* _Activity_
Going through the data below, please show each line containing the string "Visible".

* _Material shown_
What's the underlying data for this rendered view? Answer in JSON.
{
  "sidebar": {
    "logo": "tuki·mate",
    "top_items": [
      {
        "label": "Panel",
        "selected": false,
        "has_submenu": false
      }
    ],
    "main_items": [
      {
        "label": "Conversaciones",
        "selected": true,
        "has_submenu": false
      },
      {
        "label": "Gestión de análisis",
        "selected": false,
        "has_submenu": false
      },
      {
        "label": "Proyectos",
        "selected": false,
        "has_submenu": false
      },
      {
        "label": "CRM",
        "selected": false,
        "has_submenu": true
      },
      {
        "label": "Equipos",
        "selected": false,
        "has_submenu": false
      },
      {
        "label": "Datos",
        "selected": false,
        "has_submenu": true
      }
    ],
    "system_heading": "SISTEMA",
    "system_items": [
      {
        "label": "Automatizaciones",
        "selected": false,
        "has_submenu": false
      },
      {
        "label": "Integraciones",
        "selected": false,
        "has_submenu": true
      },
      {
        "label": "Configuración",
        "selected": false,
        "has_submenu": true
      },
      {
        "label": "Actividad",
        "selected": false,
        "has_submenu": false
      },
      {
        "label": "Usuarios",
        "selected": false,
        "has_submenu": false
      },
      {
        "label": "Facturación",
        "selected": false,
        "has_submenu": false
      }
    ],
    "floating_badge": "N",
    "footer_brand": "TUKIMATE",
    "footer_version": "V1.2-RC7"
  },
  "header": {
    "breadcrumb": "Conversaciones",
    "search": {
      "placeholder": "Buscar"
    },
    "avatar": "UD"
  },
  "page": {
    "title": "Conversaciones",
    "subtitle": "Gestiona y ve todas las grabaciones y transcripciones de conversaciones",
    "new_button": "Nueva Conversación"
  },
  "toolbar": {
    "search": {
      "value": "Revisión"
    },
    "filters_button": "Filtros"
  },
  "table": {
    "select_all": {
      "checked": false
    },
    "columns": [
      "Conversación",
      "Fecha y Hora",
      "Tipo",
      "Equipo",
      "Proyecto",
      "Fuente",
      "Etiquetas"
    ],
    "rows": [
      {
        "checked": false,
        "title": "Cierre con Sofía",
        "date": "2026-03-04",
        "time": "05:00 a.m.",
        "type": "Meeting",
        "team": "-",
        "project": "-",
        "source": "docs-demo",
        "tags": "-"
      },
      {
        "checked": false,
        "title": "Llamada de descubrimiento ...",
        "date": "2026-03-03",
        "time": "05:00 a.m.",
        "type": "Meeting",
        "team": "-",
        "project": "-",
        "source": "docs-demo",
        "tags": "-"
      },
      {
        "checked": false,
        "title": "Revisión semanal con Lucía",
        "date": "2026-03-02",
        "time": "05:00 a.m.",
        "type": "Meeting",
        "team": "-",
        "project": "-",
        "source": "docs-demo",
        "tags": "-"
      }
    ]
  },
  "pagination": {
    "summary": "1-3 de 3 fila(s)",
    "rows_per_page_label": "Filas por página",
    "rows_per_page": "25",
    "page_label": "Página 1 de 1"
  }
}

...

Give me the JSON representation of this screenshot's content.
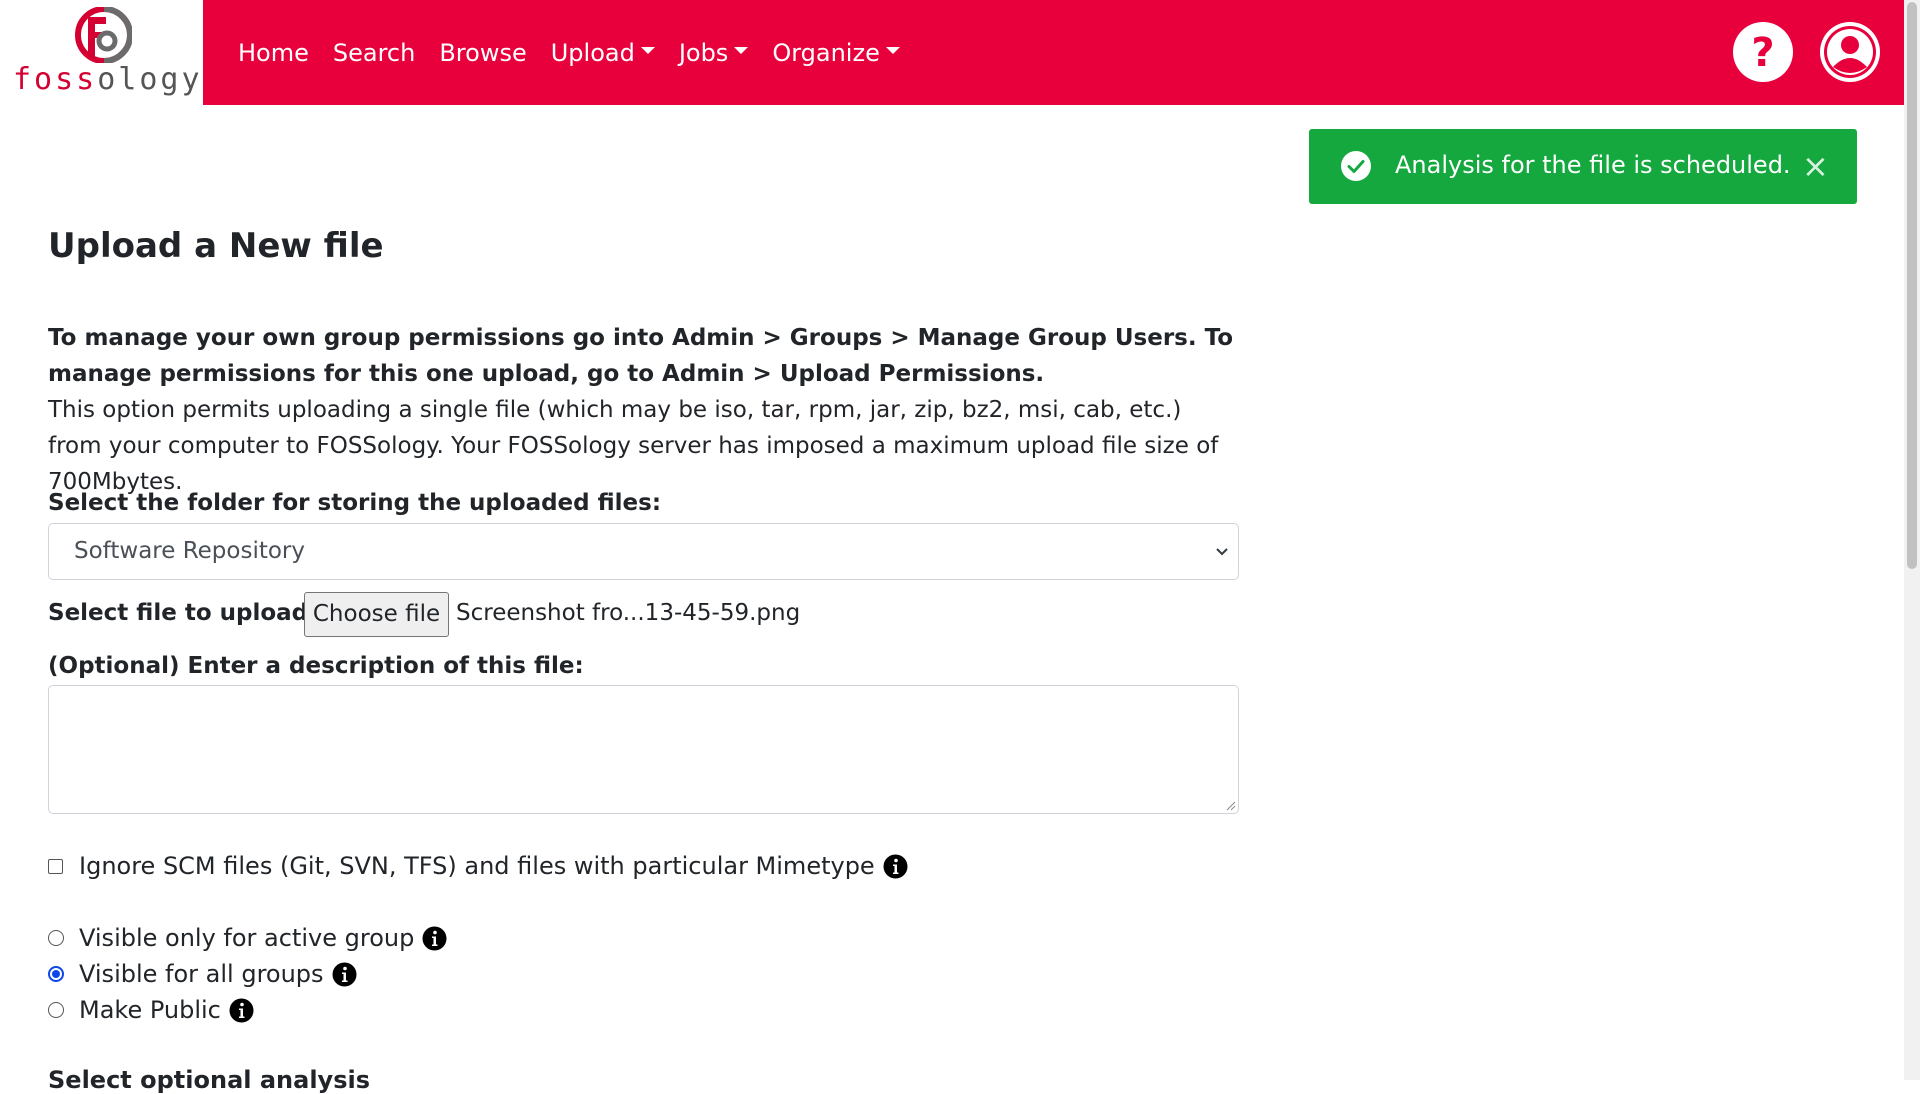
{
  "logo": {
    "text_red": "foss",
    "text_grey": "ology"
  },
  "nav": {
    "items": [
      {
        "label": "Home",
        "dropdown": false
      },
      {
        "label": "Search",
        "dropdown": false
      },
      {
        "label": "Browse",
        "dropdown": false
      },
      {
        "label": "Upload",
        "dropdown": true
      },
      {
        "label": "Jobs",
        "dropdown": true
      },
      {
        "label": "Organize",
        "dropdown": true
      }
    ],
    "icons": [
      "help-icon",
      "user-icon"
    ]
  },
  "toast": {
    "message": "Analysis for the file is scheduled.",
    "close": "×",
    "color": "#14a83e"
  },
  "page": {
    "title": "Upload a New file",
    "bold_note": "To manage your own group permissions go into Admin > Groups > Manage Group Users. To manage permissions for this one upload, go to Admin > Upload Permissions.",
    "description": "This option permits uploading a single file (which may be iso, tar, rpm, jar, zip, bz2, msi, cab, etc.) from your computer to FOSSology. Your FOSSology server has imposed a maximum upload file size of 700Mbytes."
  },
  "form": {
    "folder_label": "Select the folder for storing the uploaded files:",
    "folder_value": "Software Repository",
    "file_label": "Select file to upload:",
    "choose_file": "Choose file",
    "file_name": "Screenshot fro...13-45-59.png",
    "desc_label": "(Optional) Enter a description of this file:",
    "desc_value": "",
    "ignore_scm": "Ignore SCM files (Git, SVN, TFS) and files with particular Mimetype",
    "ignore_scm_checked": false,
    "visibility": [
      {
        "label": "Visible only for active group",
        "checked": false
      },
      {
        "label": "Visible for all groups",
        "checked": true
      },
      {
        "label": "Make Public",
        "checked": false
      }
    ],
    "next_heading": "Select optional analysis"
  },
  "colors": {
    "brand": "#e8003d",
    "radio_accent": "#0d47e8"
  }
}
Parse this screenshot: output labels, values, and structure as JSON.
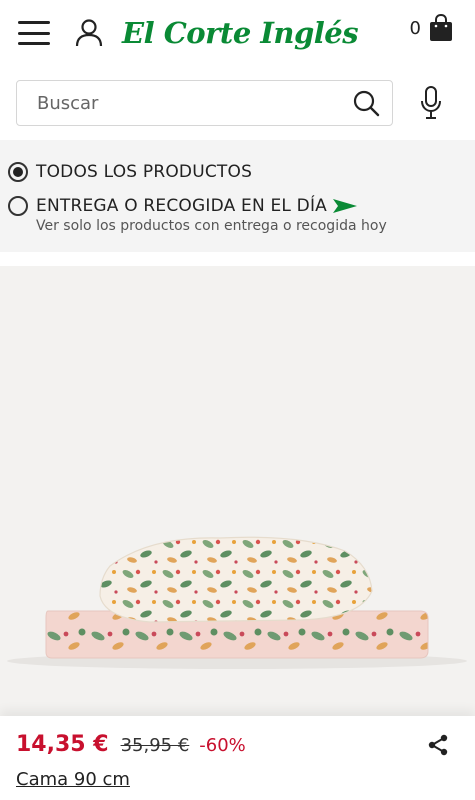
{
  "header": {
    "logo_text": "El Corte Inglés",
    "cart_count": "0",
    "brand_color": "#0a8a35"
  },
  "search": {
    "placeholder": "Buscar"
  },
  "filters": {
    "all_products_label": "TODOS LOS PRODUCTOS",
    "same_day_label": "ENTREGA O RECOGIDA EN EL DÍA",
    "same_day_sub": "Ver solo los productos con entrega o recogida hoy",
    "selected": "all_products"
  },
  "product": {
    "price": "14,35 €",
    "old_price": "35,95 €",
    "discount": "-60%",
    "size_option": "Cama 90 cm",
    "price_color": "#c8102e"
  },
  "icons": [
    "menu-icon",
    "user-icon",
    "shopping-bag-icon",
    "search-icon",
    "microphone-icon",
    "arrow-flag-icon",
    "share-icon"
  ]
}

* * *

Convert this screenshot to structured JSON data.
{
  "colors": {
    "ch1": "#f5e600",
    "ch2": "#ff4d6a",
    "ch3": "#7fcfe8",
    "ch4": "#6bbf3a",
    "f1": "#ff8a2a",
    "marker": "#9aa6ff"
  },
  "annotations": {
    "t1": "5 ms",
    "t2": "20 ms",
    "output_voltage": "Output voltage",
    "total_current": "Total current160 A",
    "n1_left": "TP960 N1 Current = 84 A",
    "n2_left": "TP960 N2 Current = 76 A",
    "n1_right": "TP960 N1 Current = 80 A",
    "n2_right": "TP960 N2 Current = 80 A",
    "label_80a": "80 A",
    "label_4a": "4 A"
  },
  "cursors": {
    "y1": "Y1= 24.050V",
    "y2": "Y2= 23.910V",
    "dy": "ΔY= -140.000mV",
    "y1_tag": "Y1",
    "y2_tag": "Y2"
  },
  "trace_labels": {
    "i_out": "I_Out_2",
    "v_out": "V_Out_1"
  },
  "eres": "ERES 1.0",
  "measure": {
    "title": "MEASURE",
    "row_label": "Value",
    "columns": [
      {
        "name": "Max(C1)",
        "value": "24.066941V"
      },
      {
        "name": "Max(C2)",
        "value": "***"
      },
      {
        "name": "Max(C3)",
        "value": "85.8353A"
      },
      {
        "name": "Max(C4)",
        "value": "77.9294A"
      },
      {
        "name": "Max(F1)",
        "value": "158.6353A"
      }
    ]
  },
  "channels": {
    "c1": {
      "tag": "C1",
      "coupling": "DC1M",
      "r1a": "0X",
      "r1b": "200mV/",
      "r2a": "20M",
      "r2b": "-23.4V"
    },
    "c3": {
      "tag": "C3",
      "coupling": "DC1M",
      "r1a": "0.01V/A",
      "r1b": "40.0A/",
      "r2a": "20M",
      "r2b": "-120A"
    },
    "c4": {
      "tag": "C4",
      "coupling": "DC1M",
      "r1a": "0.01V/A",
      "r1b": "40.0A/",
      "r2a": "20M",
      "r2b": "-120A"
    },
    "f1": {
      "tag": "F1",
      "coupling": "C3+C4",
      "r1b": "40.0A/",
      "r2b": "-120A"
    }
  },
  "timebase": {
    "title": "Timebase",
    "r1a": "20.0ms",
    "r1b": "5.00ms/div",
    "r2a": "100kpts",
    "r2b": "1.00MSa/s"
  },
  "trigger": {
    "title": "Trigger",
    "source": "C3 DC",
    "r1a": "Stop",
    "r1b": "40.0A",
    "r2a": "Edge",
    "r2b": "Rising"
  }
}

* _Solution below_
        "label": "Visible only for active group",
        "label": "Visible for all groups",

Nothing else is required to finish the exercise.